Task brief: The string "レイヤー" may appear in lines of the listing. Report each line where it does.

☆ ☆ ☆

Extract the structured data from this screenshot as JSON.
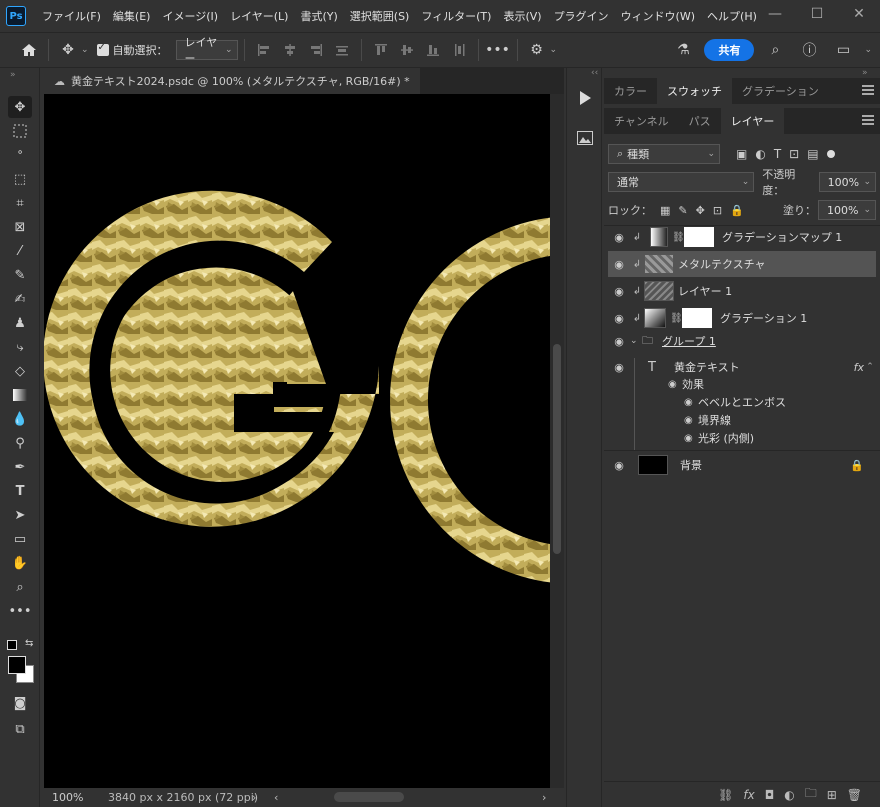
{
  "app": {
    "logo": "Ps"
  },
  "menu": [
    "ファイル(F)",
    "編集(E)",
    "イメージ(I)",
    "レイヤー(L)",
    "書式(Y)",
    "選択範囲(S)",
    "フィルター(T)",
    "表示(V)",
    "プラグイン",
    "ウィンドウ(W)",
    "ヘルプ(H)"
  ],
  "window_controls": {
    "minimize": "—",
    "maximize": "☐",
    "close": "✕"
  },
  "options": {
    "auto_select_label": "自動選択：",
    "auto_select_target": "レイヤー",
    "share_label": "共有"
  },
  "document": {
    "tab_title": "黄金テキスト2024.psdc @ 100% (メタルテクスチャ, RGB/16#) *",
    "zoom": "100%",
    "size_info": "3840 px x 2160 px (72 ppi)"
  },
  "panel_top": {
    "tabs": [
      "カラー",
      "スウォッチ",
      "グラデーション"
    ],
    "active": 1
  },
  "panel_layers": {
    "tabs": [
      "チャンネル",
      "パス",
      "レイヤー"
    ],
    "active": 2,
    "filter_kind": "種類",
    "blend_mode": "通常",
    "opacity_label": "不透明度：",
    "opacity_value": "100%",
    "lock_label": "ロック：",
    "fill_label": "塗り：",
    "fill_value": "100%",
    "layers": [
      {
        "name": "グラデーションマップ 1",
        "kind": "adjustment"
      },
      {
        "name": "メタルテクスチャ",
        "kind": "smart",
        "selected": true
      },
      {
        "name": "レイヤー 1",
        "kind": "pixel"
      },
      {
        "name": "グラデーション 1",
        "kind": "fill"
      },
      {
        "name": "グループ 1",
        "kind": "group"
      },
      {
        "name": "黄金テキスト",
        "kind": "text",
        "fx": "fx"
      },
      {
        "name": "効果",
        "kind": "effects"
      },
      {
        "name": "ベベルとエンボス",
        "kind": "effect"
      },
      {
        "name": "境界線",
        "kind": "effect"
      },
      {
        "name": "光彩 (内側)",
        "kind": "effect"
      },
      {
        "name": "背景",
        "kind": "background"
      }
    ]
  },
  "canvas_text": "GO",
  "colors": {
    "accent": "#1473e6",
    "gold": "#c9b35a",
    "bg": "#323232"
  }
}
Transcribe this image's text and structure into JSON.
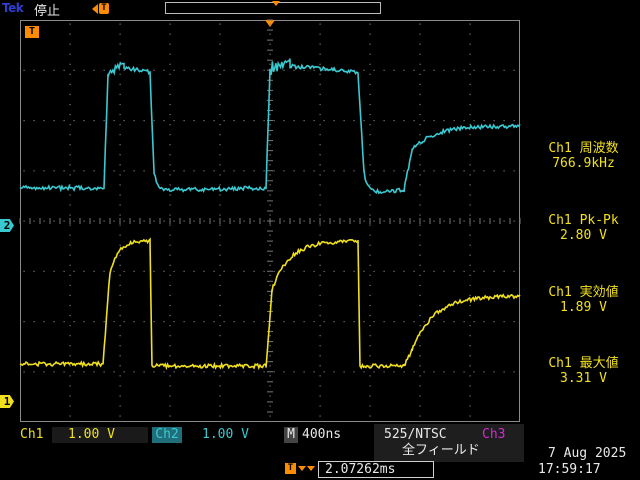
{
  "header": {
    "brand": "Tek",
    "run_state": "停止",
    "trigger_position_badge": "T"
  },
  "graticule": {
    "trigger_marker": "T",
    "channel_markers": {
      "ch2": "2",
      "ch1": "1"
    },
    "colors": {
      "ch1": "#f1e01e",
      "ch2": "#3ac9d1",
      "trigger": "#ff8c00",
      "grid": "#8a8a8a"
    }
  },
  "measurements": [
    {
      "label": "Ch1 周波数",
      "value": "766.9kHz"
    },
    {
      "label": "Ch1 Pk-Pk",
      "value": "2.80 V"
    },
    {
      "label": "Ch1 実効値",
      "value": "1.89 V"
    },
    {
      "label": "Ch1 最大値",
      "value": "3.31 V"
    }
  ],
  "status": {
    "ch1_label": "Ch1",
    "ch1_scale": "1.00 V",
    "ch2_label": "Ch2",
    "ch2_scale": "1.00 V",
    "timebase_prefix": "M",
    "timebase": "400ns",
    "trigger_standard": "525/NTSC",
    "trigger_source": "Ch3",
    "trigger_field": "全フィールド",
    "horizontal_position": "2.07262ms",
    "date": "7 Aug 2025",
    "time": "17:59:17"
  }
}
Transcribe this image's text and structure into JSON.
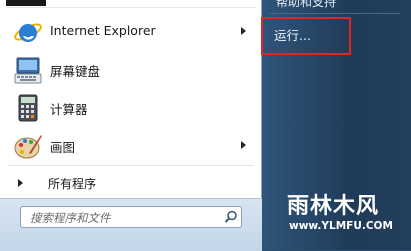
{
  "left_pane": {
    "items": [
      {
        "label": "Internet Explorer",
        "icon": "internet-explorer-icon",
        "has_submenu": true
      },
      {
        "label": "屏幕键盘",
        "icon": "on-screen-keyboard-icon",
        "has_submenu": false
      },
      {
        "label": "计算器",
        "icon": "calculator-icon",
        "has_submenu": false
      },
      {
        "label": "画图",
        "icon": "paint-icon",
        "has_submenu": true
      }
    ],
    "all_programs": "所有程序",
    "search_placeholder": "搜索程序和文件"
  },
  "right_pane": {
    "cut_item": "帮助和支持",
    "run_label": "运行..."
  },
  "watermark": {
    "logo": "雨林木风",
    "url": "www.YLMFU.COM"
  },
  "colors": {
    "highlight": "#e02528",
    "right_pane_bg": "#2a4d6e"
  }
}
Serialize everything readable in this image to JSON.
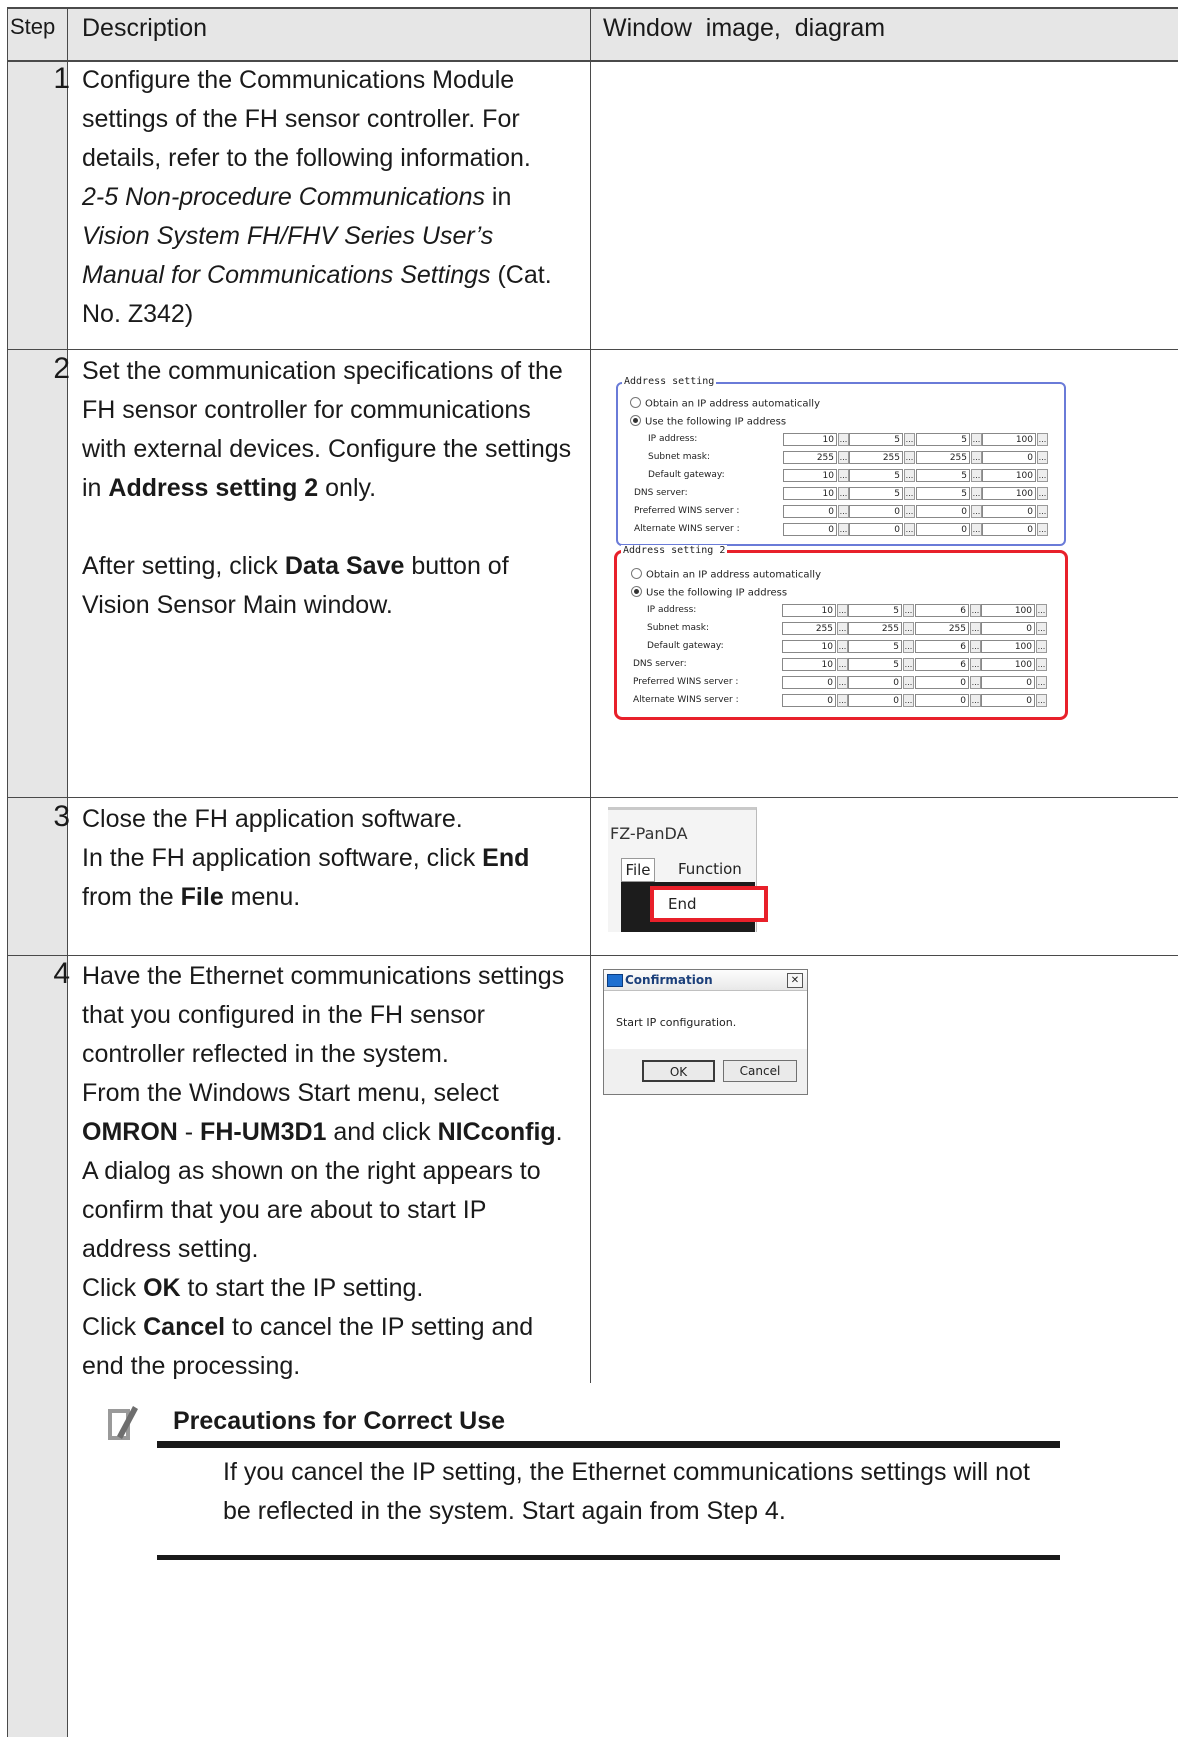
{
  "header": {
    "step": "Step",
    "description": "Description",
    "window": "Window  image,  diagram"
  },
  "steps": [
    {
      "num": "1"
    },
    {
      "num": "2"
    },
    {
      "num": "3"
    },
    {
      "num": "4"
    }
  ],
  "step1": {
    "l1": "Configure the Communications Module",
    "l2": "settings of the FH sensor controller. For",
    "l3": "details, refer to the following information.",
    "l4_italic": "2-5 Non-procedure Communications",
    "l4_rest": " in",
    "l5_italic": "Vision System FH/FHV Series User’s",
    "l6_italic": "Manual for Communications Settings",
    "l6_rest": " (Cat.",
    "l7": "No. Z342)"
  },
  "step2": {
    "l1": "Set the communication specifications of the",
    "l2": "FH sensor controller for communications",
    "l3": "with external devices. Configure the settings",
    "l4_pre": "in ",
    "l4_bold": "Address setting 2",
    "l4_post": " only.",
    "l5_pre": "After setting, click ",
    "l5_bold": "Data Save",
    "l5_post": " button of",
    "l6": "Vision Sensor Main window."
  },
  "step3": {
    "l1": "Close the FH application software.",
    "l2_pre": "In the FH application software, click ",
    "l2_bold": "End",
    "l3_pre": "from the ",
    "l3_bold": "File",
    "l3_post": " menu."
  },
  "step4": {
    "l1": "Have the Ethernet communications settings",
    "l2": "that you configured in the FH sensor",
    "l3": "controller reflected in the system.",
    "l4": "From the Windows Start menu, select",
    "l5_b1": "OMRON",
    "l5_m1": " - ",
    "l5_b2": "FH-UM3D1",
    "l5_m2": " and click ",
    "l5_b3": "NICconfig",
    "l5_m3": ".",
    "l6": "A dialog as shown on the right appears to",
    "l7": "confirm that you are about to start IP",
    "l8": "address setting.",
    "l9_pre": "Click ",
    "l9_bold": "OK",
    "l9_post": " to start the IP setting.",
    "l10_pre": "Click ",
    "l10_bold": "Cancel",
    "l10_post": " to cancel the IP setting and",
    "l11": "end the processing."
  },
  "precaution": {
    "title": "Precautions for Correct Use",
    "l1": "If you cancel the IP setting, the Ethernet communications settings will not",
    "l2": "be reflected in the system. Start again from Step 4."
  },
  "address_panel": {
    "setting1": {
      "legend": "Address setting",
      "auto": "Obtain an IP address automatically",
      "manual": "Use the following IP address",
      "rows": [
        {
          "label": "IP address:",
          "values": [
            "10",
            "5",
            "5",
            "100"
          ]
        },
        {
          "label": "Subnet mask:",
          "values": [
            "255",
            "255",
            "255",
            "0"
          ]
        },
        {
          "label": "Default gateway:",
          "values": [
            "10",
            "5",
            "5",
            "100"
          ]
        },
        {
          "label": "DNS server:",
          "values": [
            "10",
            "5",
            "5",
            "100"
          ]
        },
        {
          "label": "Preferred WINS server :",
          "values": [
            "0",
            "0",
            "0",
            "0"
          ]
        },
        {
          "label": "Alternate WINS server :",
          "values": [
            "0",
            "0",
            "0",
            "0"
          ]
        }
      ]
    },
    "setting2": {
      "legend": "Address setting 2",
      "auto": "Obtain an IP address automatically",
      "manual": "Use the following IP address",
      "rows": [
        {
          "label": "IP address:",
          "values": [
            "10",
            "5",
            "6",
            "100"
          ]
        },
        {
          "label": "Subnet mask:",
          "values": [
            "255",
            "255",
            "255",
            "0"
          ]
        },
        {
          "label": "Default gateway:",
          "values": [
            "10",
            "5",
            "6",
            "100"
          ]
        },
        {
          "label": "DNS server:",
          "values": [
            "10",
            "5",
            "6",
            "100"
          ]
        },
        {
          "label": "Preferred WINS server :",
          "values": [
            "0",
            "0",
            "0",
            "0"
          ]
        },
        {
          "label": "Alternate WINS server :",
          "values": [
            "0",
            "0",
            "0",
            "0"
          ]
        }
      ]
    },
    "dots": "..."
  },
  "menu_panel": {
    "app_title": "FZ-PanDA",
    "file": "File",
    "function": "Function",
    "end": "End"
  },
  "dialog": {
    "title": "Confirmation",
    "close": "✕",
    "message": "Start IP configuration.",
    "ok": "OK",
    "cancel": "Cancel"
  },
  "colors": {
    "highlight_red": "#e8202a",
    "frame_blue": "#6a7bd8",
    "header_bg": "#e6e6e6",
    "step_col_bg": "#e6e6e6"
  }
}
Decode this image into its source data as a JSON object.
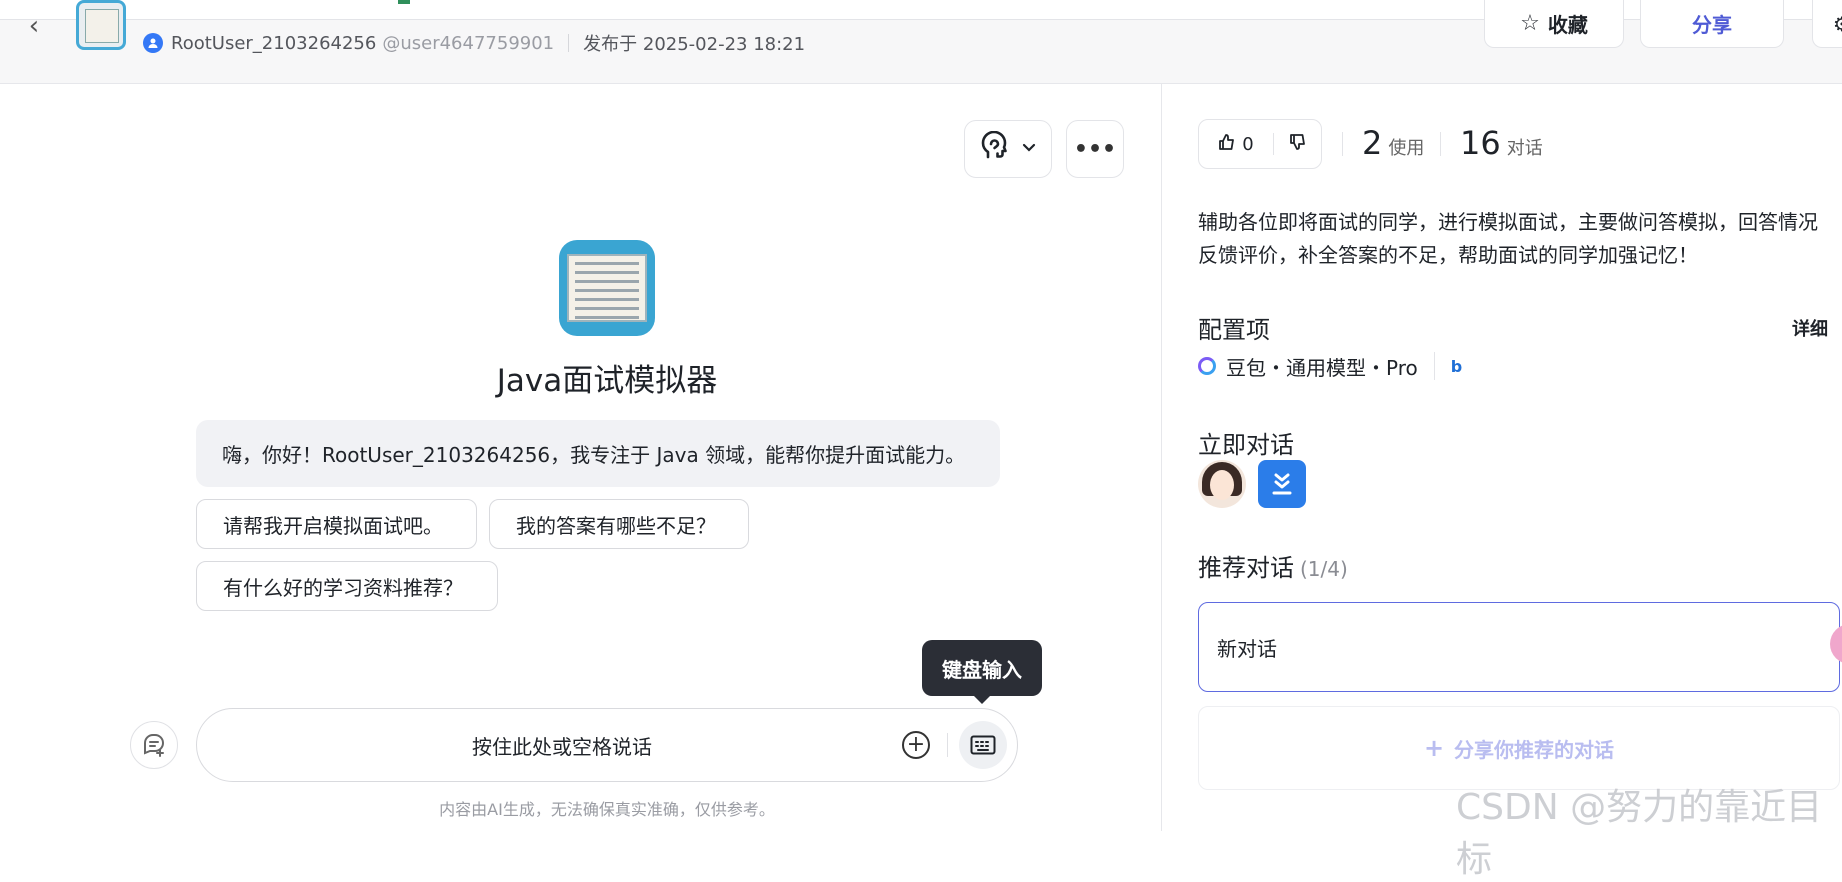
{
  "header": {
    "author_name": "RootUser_2103264256",
    "author_handle": "@user4647759901",
    "publish_text": "发布于 2025-02-23 18:21",
    "favorite_label": "收藏",
    "share_label": "分享"
  },
  "chat": {
    "bot_title": "Java面试模拟器",
    "greeting": "嗨，你好！RootUser_2103264256，我专注于 Java 领域，能帮你提升面试能力。",
    "suggestions": [
      "请帮我开启模拟面试吧。",
      "我的答案有哪些不足？",
      "有什么好的学习资料推荐？"
    ],
    "tooltip": "键盘输入",
    "voice_hint": "按住此处或空格说话",
    "disclaimer": "内容由AI生成，无法确保真实准确，仅供参考。"
  },
  "side": {
    "like_count": "0",
    "use_count": "2",
    "use_label": "使用",
    "chat_count": "16",
    "chat_label": "对话",
    "description": "辅助各位即将面试的同学，进行模拟面试，主要做问答模拟，回答情况反馈评价，补全答案的不足，帮助面试的同学加强记忆！",
    "config_title": "配置项",
    "detail_label": "详细",
    "model_text": "豆包・通用模型・Pro",
    "bing_glyph": "b",
    "chat_now_title": "立即对话",
    "recommend_title": "推荐对话",
    "recommend_count": "(1/4)",
    "recommend_item": "新对话",
    "share_recommend_label": "分享你推荐的对话"
  },
  "watermark": "CSDN @努力的靠近目标",
  "colors": {
    "accent": "#5f6be0",
    "share_text": "#4f5bd5",
    "tooltip_bg": "#2b2e36",
    "app_blue": "#2b7de9"
  }
}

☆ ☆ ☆

Solution for this task:
    "レイヤー(L)",
    "auto_select_target": "レイヤー",
      "レイヤー"
        "name": "レイヤー 1",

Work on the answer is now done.